But there are real privacy concerns to this. Any site I go to might trigger a Facebook cookie without my even knowing.
What if I’m searching for a birthday present? I might come up with the greatest idea for a present, something she would never think of, and have an ad for it appear in her Facebook stream.
Certainly there are more bothersome things that might pop up on a significant other’s Facebook feed.
Facebook might want to think through this one a bit more, but then, privacy has never seemed to be high on their priority list.
Requesting Reviews for Podcasts
Anyone involved in podcasting knows that reviews drive new listeners. While it’s possible that downloads are a stronger signal for iTunes, there’s no question that reviews placed there play a large part.

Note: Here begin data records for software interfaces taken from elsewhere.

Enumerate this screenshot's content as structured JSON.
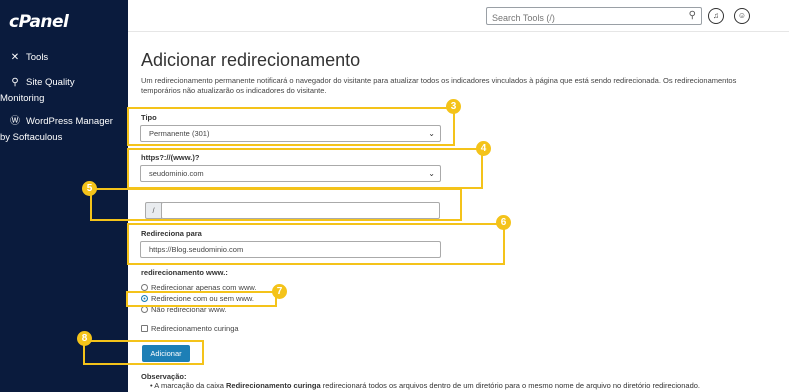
{
  "sidebar": {
    "logo": "cPanel",
    "items": [
      {
        "label": "Tools"
      },
      {
        "label": "Site Quality",
        "label2": "Monitoring"
      },
      {
        "label": "WordPress Manager",
        "label2": "by Softaculous"
      }
    ]
  },
  "header": {
    "search_placeholder": "Search Tools (/)"
  },
  "main": {
    "title": "Adicionar redirecionamento",
    "description": "Um redirecionamento permanente notificará o navegador do visitante para atualizar todos os indicadores vinculados à página que está sendo redirecionada. Os redirecionamentos temporários não atualizarão os indicadores do visitante.",
    "tipo_label": "Tipo",
    "tipo_value": "Permanente (301)",
    "https_label": "https?://(www.)?",
    "https_value": "seudominio.com",
    "path_prefix": "/",
    "path_value": "",
    "redir_label": "Redireciona para",
    "redir_value": "https://Blog.seudominio.com",
    "www_label": "redirecionamento www.:",
    "radios": [
      {
        "label": "Redirecionar apenas com www.",
        "selected": false
      },
      {
        "label": "Redirecione com ou sem www.",
        "selected": true
      },
      {
        "label": "Não redirecionar www.",
        "selected": false
      }
    ],
    "wildcard_label": "Redirecionamento curinga",
    "add_button": "Adicionar",
    "obs_title": "Observação:",
    "obs_pre": "A marcação da caixa ",
    "obs_bold": "Redirecionamento curinga",
    "obs_post": " redirecionará todos os arquivos dentro de um diretório para o mesmo nome de arquivo no diretório redirecionado."
  },
  "annotations": {
    "badges": [
      "3",
      "4",
      "5",
      "6",
      "7",
      "8"
    ],
    "color": "#f4c31a"
  }
}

Most podcasters are losing money on the venture, and do it because they enjoy it. Kudos coming in may be the only renumeration they receive. More listeners means more kudos, all else equal.
So, it’s perfectly understandable that podcasters will ask their listeners to review their podcast. I see no problem with that.
Where I do see a problem is that all too many podcasters ask for a “five star review”. This is highly problematic.
Endorsements must reflect the honest opinions or experiences of the endorser, and your plan could cause people to make up positive reviews…
Instead, they should ask for honest feedback via the review mechanism. If they are putting out a quality production, most of the reviews will be positive.
If they’re serious about their craft, they should want to hear about any areas in which they will improve
Unfortunately, at least among the podcasts I listen to (history and business podcasts, mostly), I almost never hear a request for an honest review.
Lastly, if you are a podcaster who gets a negative review, fix the problem if you can, and keep encouraging reviews. The negative review will be buried in positive ones soon enough.
If you’re unable to fix the problem, maybe you need to give more thought to what you’re putting out.